Dataset rows for apps and sites
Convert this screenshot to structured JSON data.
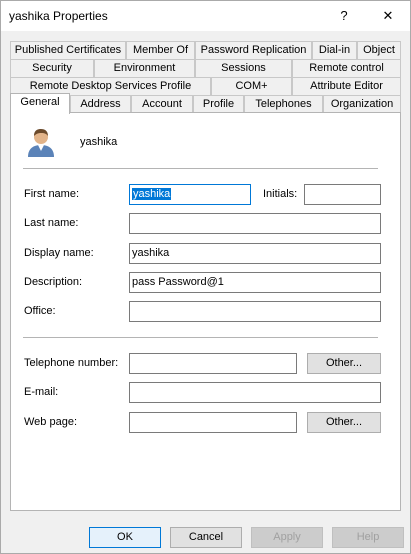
{
  "window": {
    "title": "yashika Properties",
    "help_glyph": "?",
    "close_glyph": "✕"
  },
  "tabs": {
    "row1": [
      "Published Certificates",
      "Member Of",
      "Password Replication",
      "Dial-in",
      "Object"
    ],
    "row2": [
      "Security",
      "Environment",
      "Sessions",
      "Remote control"
    ],
    "row3": [
      "Remote Desktop Services Profile",
      "COM+",
      "Attribute Editor"
    ],
    "row4": [
      "General",
      "Address",
      "Account",
      "Profile",
      "Telephones",
      "Organization"
    ],
    "active": "General"
  },
  "general": {
    "user_icon": "user-icon",
    "user_name": "yashika",
    "first_name_label": "First name:",
    "first_name_value": "yashika",
    "initials_label": "Initials:",
    "initials_value": "",
    "last_name_label": "Last name:",
    "last_name_value": "",
    "display_name_label": "Display name:",
    "display_name_value": "yashika",
    "description_label": "Description:",
    "description_value": "pass Password@1",
    "office_label": "Office:",
    "office_value": "",
    "telephone_label": "Telephone number:",
    "telephone_value": "",
    "telephone_other": "Other...",
    "email_label": "E-mail:",
    "email_value": "",
    "webpage_label": "Web page:",
    "webpage_value": "",
    "webpage_other": "Other..."
  },
  "footer": {
    "ok": "OK",
    "cancel": "Cancel",
    "apply": "Apply",
    "help": "Help"
  }
}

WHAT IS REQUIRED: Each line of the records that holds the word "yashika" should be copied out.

WRITTEN RESPONSE:
    "title": "yashika Properties",
    "user_name": "yashika",
    "first_name_value": "yashika",
    "display_name_value": "yashika",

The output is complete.